Leave out the images and set down the records below exactly.

━━ Records shown ━━

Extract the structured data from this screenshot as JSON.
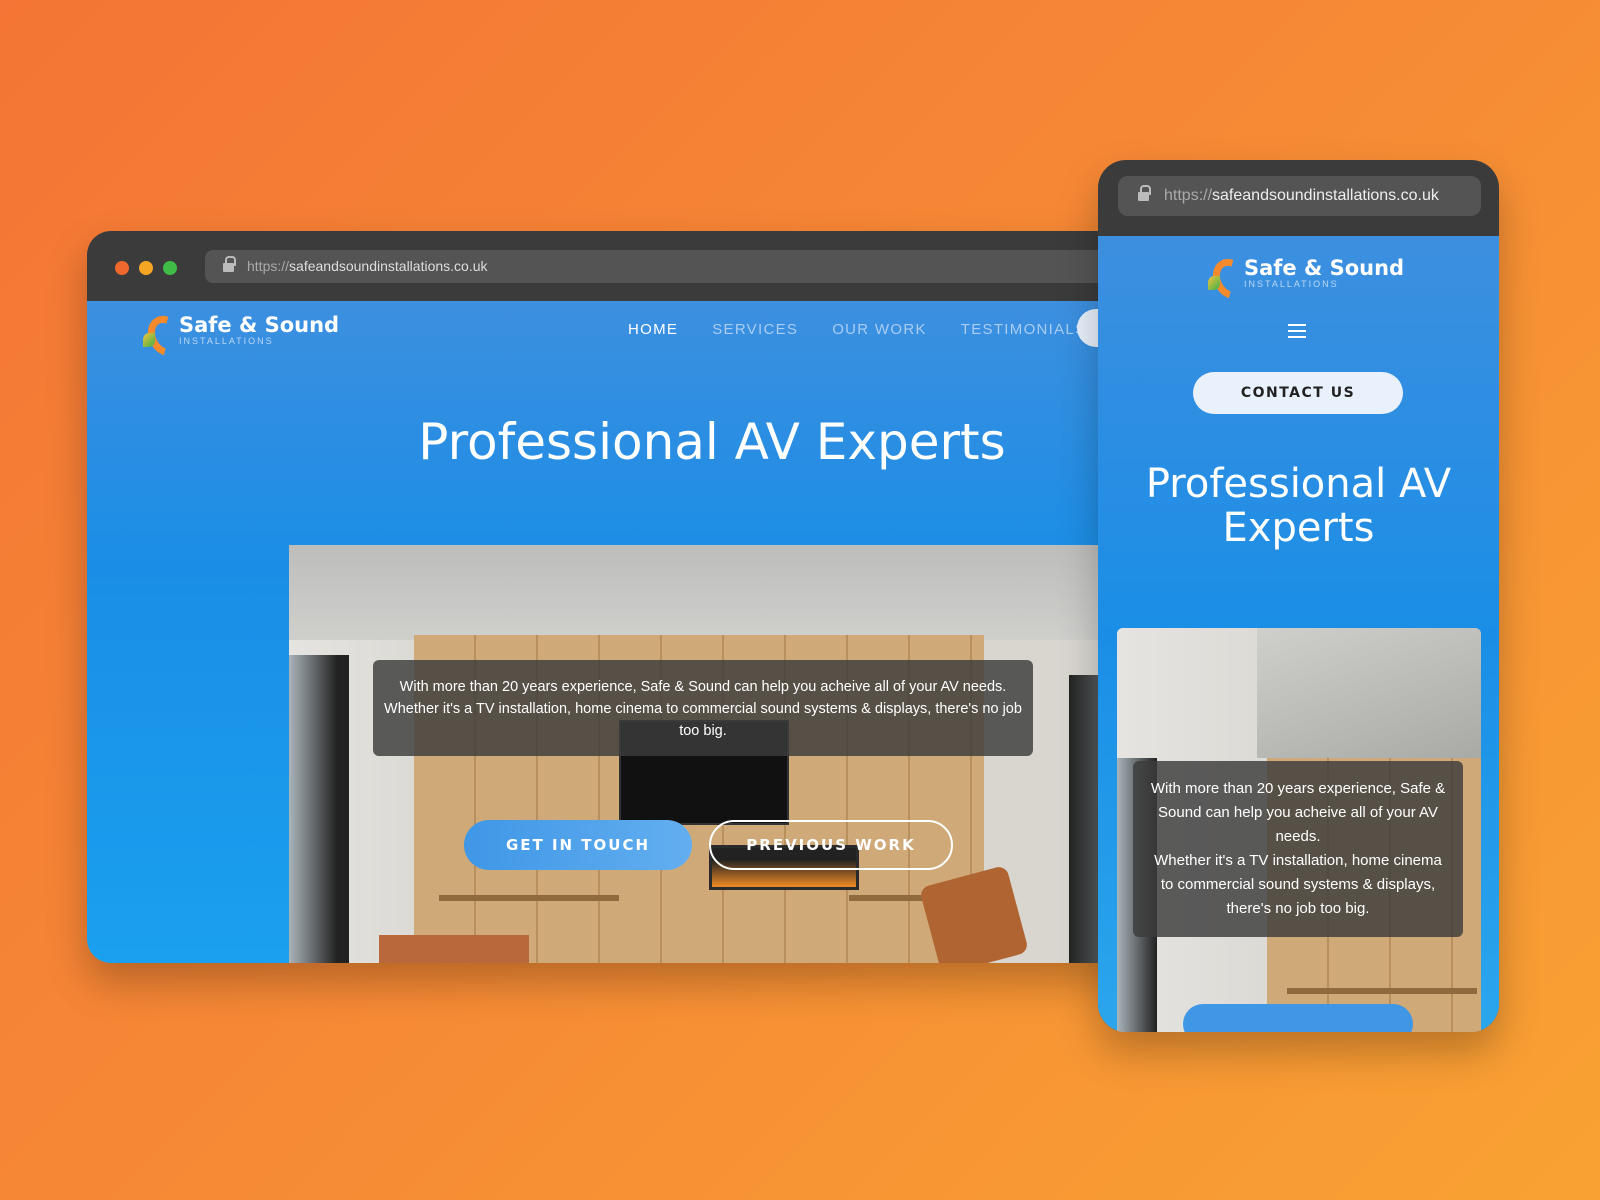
{
  "colors": {
    "background": "#f68a35",
    "brand_blue": "#1a8ee6",
    "browser_chrome": "#3b3b3b",
    "cta_blue": "#4aa0ec"
  },
  "desktop": {
    "window_controls": [
      "close",
      "minimize",
      "maximize"
    ],
    "url": {
      "protocol": "https://",
      "domain": "safeandsoundinstallations.co.uk"
    },
    "logo": {
      "name": "Safe & Sound",
      "tagline": "INSTALLATIONS"
    },
    "nav": [
      {
        "label": "HOME",
        "active": true
      },
      {
        "label": "SERVICES"
      },
      {
        "label": "OUR WORK"
      },
      {
        "label": "TESTIMONIALS"
      }
    ],
    "hero_title": "Professional AV Experts",
    "intro_line1": "With more than 20 years experience, Safe & Sound can help you acheive all of your AV needs.",
    "intro_line2": "Whether it's a  TV installation, home cinema to commercial sound systems & displays, there's no job too big.",
    "cta_primary": "GET IN TOUCH",
    "cta_secondary": "PREVIOUS WORK"
  },
  "mobile": {
    "url": {
      "protocol": "https://",
      "domain": "safeandsoundinstallations.co.uk"
    },
    "logo": {
      "name": "Safe & Sound",
      "tagline": "INSTALLATIONS"
    },
    "menu_icon": "hamburger-icon",
    "contact_label": "CONTACT US",
    "hero_title": "Professional AV Experts",
    "intro_line1": "With more than 20 years experience, Safe & Sound can help you acheive all of your AV needs.",
    "intro_line2": "Whether it's a  TV installation, home cinema to commercial sound systems & displays, there's no job too big."
  }
}
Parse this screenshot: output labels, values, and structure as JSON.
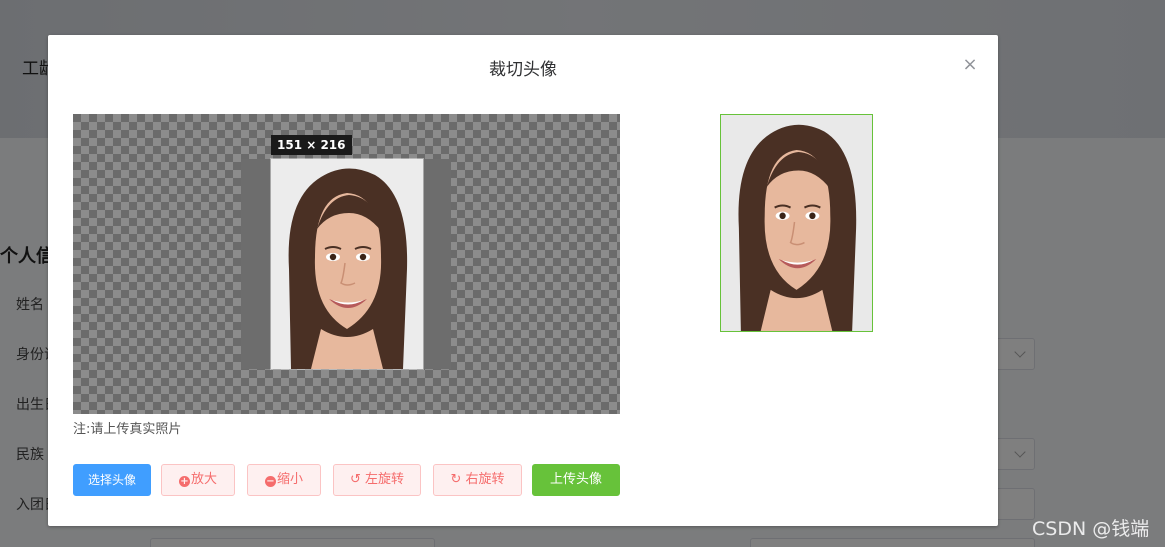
{
  "background": {
    "header_text": "工龄",
    "section_title": "个人信",
    "labels": [
      "姓名",
      "身份证",
      "出生日",
      "民族",
      "入团日"
    ]
  },
  "dialog": {
    "title": "裁切头像",
    "close_glyph": "×",
    "size_tag": "151 × 216",
    "note": "注:请上传真实照片",
    "buttons": {
      "select": "选择头像",
      "zoom_in": "放大",
      "zoom_out": "缩小",
      "rotate_left": "左旋转",
      "rotate_right": "右旋转",
      "upload": "上传头像"
    },
    "icons": {
      "zoom_in": "+",
      "zoom_out": "−",
      "rotate_left": "↺",
      "rotate_right": "↻"
    }
  },
  "watermark": "CSDN @钱端",
  "colors": {
    "primary": "#409eff",
    "danger": "#f56c6c",
    "success": "#67c23a"
  }
}
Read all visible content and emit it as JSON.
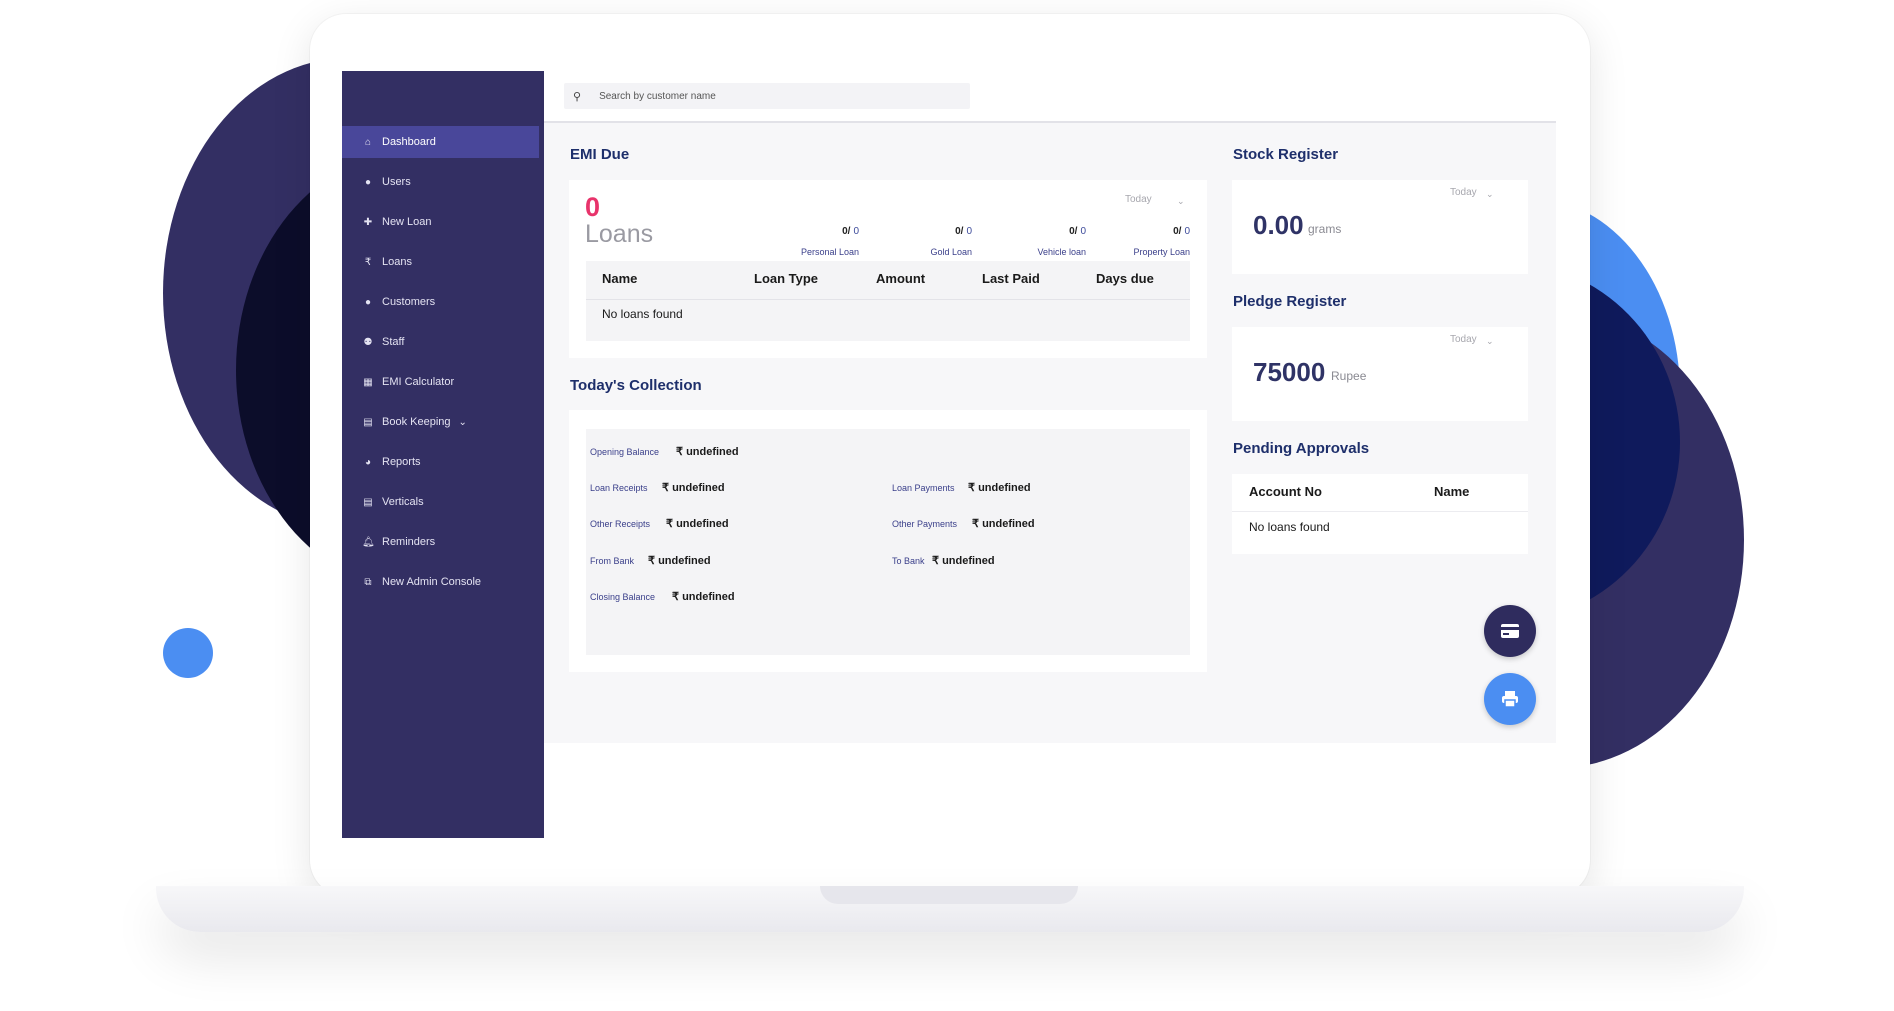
{
  "search": {
    "placeholder": "Search by customer name"
  },
  "sidebar": {
    "items": [
      {
        "label": "Dashboard",
        "icon": "home-icon",
        "glyph": "⌂"
      },
      {
        "label": "Users",
        "icon": "user-icon",
        "glyph": "●"
      },
      {
        "label": "New Loan",
        "icon": "plus-icon",
        "glyph": "✚"
      },
      {
        "label": "Loans",
        "icon": "rupee-icon",
        "glyph": "₹"
      },
      {
        "label": "Customers",
        "icon": "user-icon",
        "glyph": "●"
      },
      {
        "label": "Staff",
        "icon": "users-icon",
        "glyph": "⚉"
      },
      {
        "label": "EMI Calculator",
        "icon": "calculator-icon",
        "glyph": "▦"
      },
      {
        "label": "Book Keeping",
        "icon": "book-icon",
        "glyph": "▤"
      },
      {
        "label": "Reports",
        "icon": "chart-icon",
        "glyph": "◕"
      },
      {
        "label": "Verticals",
        "icon": "book-icon",
        "glyph": "▤"
      },
      {
        "label": "Reminders",
        "icon": "bell-icon",
        "glyph": "🔔︎"
      },
      {
        "label": "New Admin Console",
        "icon": "external-link-icon",
        "glyph": "⧉"
      }
    ]
  },
  "emi_due": {
    "title": "EMI Due",
    "count": "0",
    "count_label": "Loans",
    "filter": "Today",
    "loan_types": [
      {
        "num": "0/",
        "den": "0",
        "label": "Personal Loan"
      },
      {
        "num": "0/",
        "den": "0",
        "label": "Gold Loan"
      },
      {
        "num": "0/",
        "den": "0",
        "label": "Vehicle loan"
      },
      {
        "num": "0/",
        "den": "0",
        "label": "Property Loan"
      }
    ],
    "table": {
      "headers": [
        "Name",
        "Loan Type",
        "Amount",
        "Last Paid",
        "Days due"
      ],
      "empty": "No loans found"
    }
  },
  "collection": {
    "title": "Today's Collection",
    "currency": "₹",
    "rows": [
      {
        "label": "Opening Balance",
        "value": "undefined"
      },
      {
        "label": "Loan Receipts",
        "value": "undefined"
      },
      {
        "label": "Loan Payments",
        "value": "undefined"
      },
      {
        "label": "Other Receipts",
        "value": "undefined"
      },
      {
        "label": "Other Payments",
        "value": "undefined"
      },
      {
        "label": "From Bank",
        "value": "undefined"
      },
      {
        "label": "To Bank",
        "value": "undefined"
      },
      {
        "label": "Closing Balance",
        "value": "undefined"
      }
    ]
  },
  "stock": {
    "title": "Stock Register",
    "filter": "Today",
    "value": "0.00",
    "unit": "grams"
  },
  "pledge": {
    "title": "Pledge Register",
    "filter": "Today",
    "value": "75000",
    "unit": "Rupee"
  },
  "pending": {
    "title": "Pending Approvals",
    "headers": [
      "Account No",
      "Name"
    ],
    "empty": "No loans found"
  },
  "fab": {
    "card_icon": "credit-card-icon",
    "print_icon": "print-icon"
  },
  "colors": {
    "sidebar": "#332f63",
    "sidebar_active": "#49479a",
    "accent_pink": "#e8336b",
    "heading_blue": "#1e2f6b",
    "fab_dark": "#2f2c5e",
    "fab_blue": "#4b8ef2"
  }
}
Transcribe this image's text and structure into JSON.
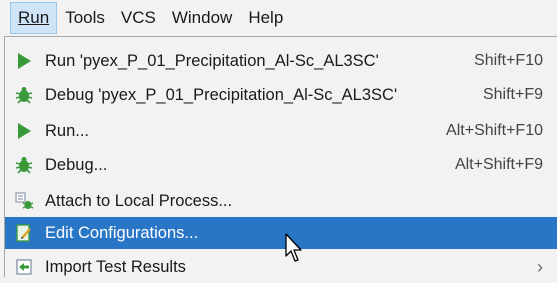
{
  "menubar": {
    "items": [
      {
        "label": "Run"
      },
      {
        "label": "Tools"
      },
      {
        "label": "VCS"
      },
      {
        "label": "Window"
      },
      {
        "label": "Help"
      }
    ]
  },
  "run_menu": {
    "items": [
      {
        "label": "Run 'pyex_P_01_Precipitation_Al-Sc_AL3SC'",
        "shortcut": "Shift+F10",
        "icon": "run-icon"
      },
      {
        "label": "Debug 'pyex_P_01_Precipitation_Al-Sc_AL3SC'",
        "shortcut": "Shift+F9",
        "icon": "debug-icon"
      },
      {
        "label": "Run...",
        "shortcut": "Alt+Shift+F10",
        "icon": "run-icon"
      },
      {
        "label": "Debug...",
        "shortcut": "Alt+Shift+F9",
        "icon": "debug-icon"
      },
      {
        "label": "Attach to Local Process...",
        "shortcut": "",
        "icon": "attach-process-icon"
      },
      {
        "label": "Edit Configurations...",
        "shortcut": "",
        "icon": "edit-config-icon"
      },
      {
        "label": "Import Test Results",
        "shortcut": "",
        "icon": "import-icon"
      }
    ]
  },
  "colors": {
    "selection": "#2a76c6",
    "run_green": "#3a9a3a",
    "menu_bg": "#f2f2f2"
  }
}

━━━

Answer section:
Extract the structured data from this screenshot as JSON.
{
  "colors": {
    "background": "#f68a35",
    "brand_blue": "#1a8ee6",
    "browser_chrome": "#3b3b3b",
    "cta_blue": "#4aa0ec"
  },
  "desktop": {
    "window_controls": [
      "close",
      "minimize",
      "maximize"
    ],
    "url": {
      "protocol": "https://",
      "domain": "safeandsoundinstallations.co.uk"
    },
    "logo": {
      "name": "Safe & Sound",
      "tagline": "INSTALLATIONS"
    },
    "nav": [
      {
        "label": "HOME",
        "active": true
      },
      {
        "label": "SERVICES"
      },
      {
        "label": "OUR WORK"
      },
      {
        "label": "TESTIMONIALS"
      }
    ],
    "hero_title": "Professional AV Experts",
    "intro_line1": "With more than 20 years experience, Safe & Sound can help you acheive all of your AV needs.",
    "intro_line2": "Whether it's a  TV installation, home cinema to commercial sound systems & displays, there's no job too big.",
    "cta_primary": "GET IN TOUCH",
    "cta_secondary": "PREVIOUS WORK"
  },
  "mobile": {
    "url": {
      "protocol": "https://",
      "domain": "safeandsoundinstallations.co.uk"
    },
    "logo": {
      "name": "Safe & Sound",
      "tagline": "INSTALLATIONS"
    },
    "menu_icon": "hamburger-icon",
    "contact_label": "CONTACT US",
    "hero_title": "Professional AV Experts",
    "intro_line1": "With more than 20 years experience, Safe & Sound can help you acheive all of your AV needs.",
    "intro_line2": "Whether it's a  TV installation, home cinema to commercial sound systems & displays, there's no job too big."
  }
}
Parse this screenshot: output labels, values, and structure as JSON.
{
  "background": {
    "header_text": "工龄",
    "section_title": "个人信",
    "labels": [
      "姓名",
      "身份证",
      "出生日",
      "民族",
      "入团日"
    ]
  },
  "dialog": {
    "title": "裁切头像",
    "close_glyph": "×",
    "size_tag": "151 × 216",
    "note": "注:请上传真实照片",
    "buttons": {
      "select": "选择头像",
      "zoom_in": "放大",
      "zoom_out": "缩小",
      "rotate_left": "左旋转",
      "rotate_right": "右旋转",
      "upload": "上传头像"
    },
    "icons": {
      "zoom_in": "+",
      "zoom_out": "−",
      "rotate_left": "↺",
      "rotate_right": "↻"
    }
  },
  "watermark": "CSDN @钱端",
  "colors": {
    "primary": "#409eff",
    "danger": "#f56c6c",
    "success": "#67c23a"
  }
}
Read all visible content and emit it as JSON.
{
  "search": {
    "placeholder": "Search by customer name"
  },
  "sidebar": {
    "items": [
      {
        "label": "Dashboard",
        "icon": "home-icon",
        "glyph": "⌂"
      },
      {
        "label": "Users",
        "icon": "user-icon",
        "glyph": "●"
      },
      {
        "label": "New Loan",
        "icon": "plus-icon",
        "glyph": "✚"
      },
      {
        "label": "Loans",
        "icon": "rupee-icon",
        "glyph": "₹"
      },
      {
        "label": "Customers",
        "icon": "user-icon",
        "glyph": "●"
      },
      {
        "label": "Staff",
        "icon": "users-icon",
        "glyph": "⚉"
      },
      {
        "label": "EMI Calculator",
        "icon": "calculator-icon",
        "glyph": "▦"
      },
      {
        "label": "Book Keeping",
        "icon": "book-icon",
        "glyph": "▤"
      },
      {
        "label": "Reports",
        "icon": "chart-icon",
        "glyph": "◕"
      },
      {
        "label": "Verticals",
        "icon": "book-icon",
        "glyph": "▤"
      },
      {
        "label": "Reminders",
        "icon": "bell-icon",
        "glyph": "🔔︎"
      },
      {
        "label": "New Admin Console",
        "icon": "external-link-icon",
        "glyph": "⧉"
      }
    ]
  },
  "emi_due": {
    "title": "EMI Due",
    "count": "0",
    "count_label": "Loans",
    "filter": "Today",
    "loan_types": [
      {
        "num": "0/",
        "den": "0",
        "label": "Personal Loan"
      },
      {
        "num": "0/",
        "den": "0",
        "label": "Gold Loan"
      },
      {
        "num": "0/",
        "den": "0",
        "label": "Vehicle loan"
      },
      {
        "num": "0/",
        "den": "0",
        "label": "Property Loan"
      }
    ],
    "table": {
      "headers": [
        "Name",
        "Loan Type",
        "Amount",
        "Last Paid",
        "Days due"
      ],
      "empty": "No loans found"
    }
  },
  "collection": {
    "title": "Today's Collection",
    "currency": "₹",
    "rows": [
      {
        "label": "Opening Balance",
        "value": "undefined"
      },
      {
        "label": "Loan Receipts",
        "value": "undefined"
      },
      {
        "label": "Loan Payments",
        "value": "undefined"
      },
      {
        "label": "Other Receipts",
        "value": "undefined"
      },
      {
        "label": "Other Payments",
        "value": "undefined"
      },
      {
        "label": "From Bank",
        "value": "undefined"
      },
      {
        "label": "To Bank",
        "value": "undefined"
      },
      {
        "label": "Closing Balance",
        "value": "undefined"
      }
    ]
  },
  "stock": {
    "title": "Stock Register",
    "filter": "Today",
    "value": "0.00",
    "unit": "grams"
  },
  "pledge": {
    "title": "Pledge Register",
    "filter": "Today",
    "value": "75000",
    "unit": "Rupee"
  },
  "pending": {
    "title": "Pending Approvals",
    "headers": [
      "Account No",
      "Name"
    ],
    "empty": "No loans found"
  },
  "fab": {
    "card_icon": "credit-card-icon",
    "print_icon": "print-icon"
  },
  "colors": {
    "sidebar": "#332f63",
    "sidebar_active": "#49479a",
    "accent_pink": "#e8336b",
    "heading_blue": "#1e2f6b",
    "fab_dark": "#2f2c5e",
    "fab_blue": "#4b8ef2"
  }
}
Transcribe this image's text and structure into JSON.
{
  "menubar": {
    "items": [
      {
        "label": "Run"
      },
      {
        "label": "Tools"
      },
      {
        "label": "VCS"
      },
      {
        "label": "Window"
      },
      {
        "label": "Help"
      }
    ]
  },
  "run_menu": {
    "items": [
      {
        "label": "Run 'pyex_P_01_Precipitation_Al-Sc_AL3SC'",
        "shortcut": "Shift+F10",
        "icon": "run-icon"
      },
      {
        "label": "Debug 'pyex_P_01_Precipitation_Al-Sc_AL3SC'",
        "shortcut": "Shift+F9",
        "icon": "debug-icon"
      },
      {
        "label": "Run...",
        "shortcut": "Alt+Shift+F10",
        "icon": "run-icon"
      },
      {
        "label": "Debug...",
        "shortcut": "Alt+Shift+F9",
        "icon": "debug-icon"
      },
      {
        "label": "Attach to Local Process...",
        "shortcut": "",
        "icon": "attach-process-icon"
      },
      {
        "label": "Edit Configurations...",
        "shortcut": "",
        "icon": "edit-config-icon"
      },
      {
        "label": "Import Test Results",
        "shortcut": "",
        "icon": "import-icon"
      }
    ]
  },
  "colors": {
    "selection": "#2a76c6",
    "run_green": "#3a9a3a",
    "menu_bg": "#f2f2f2"
  }
}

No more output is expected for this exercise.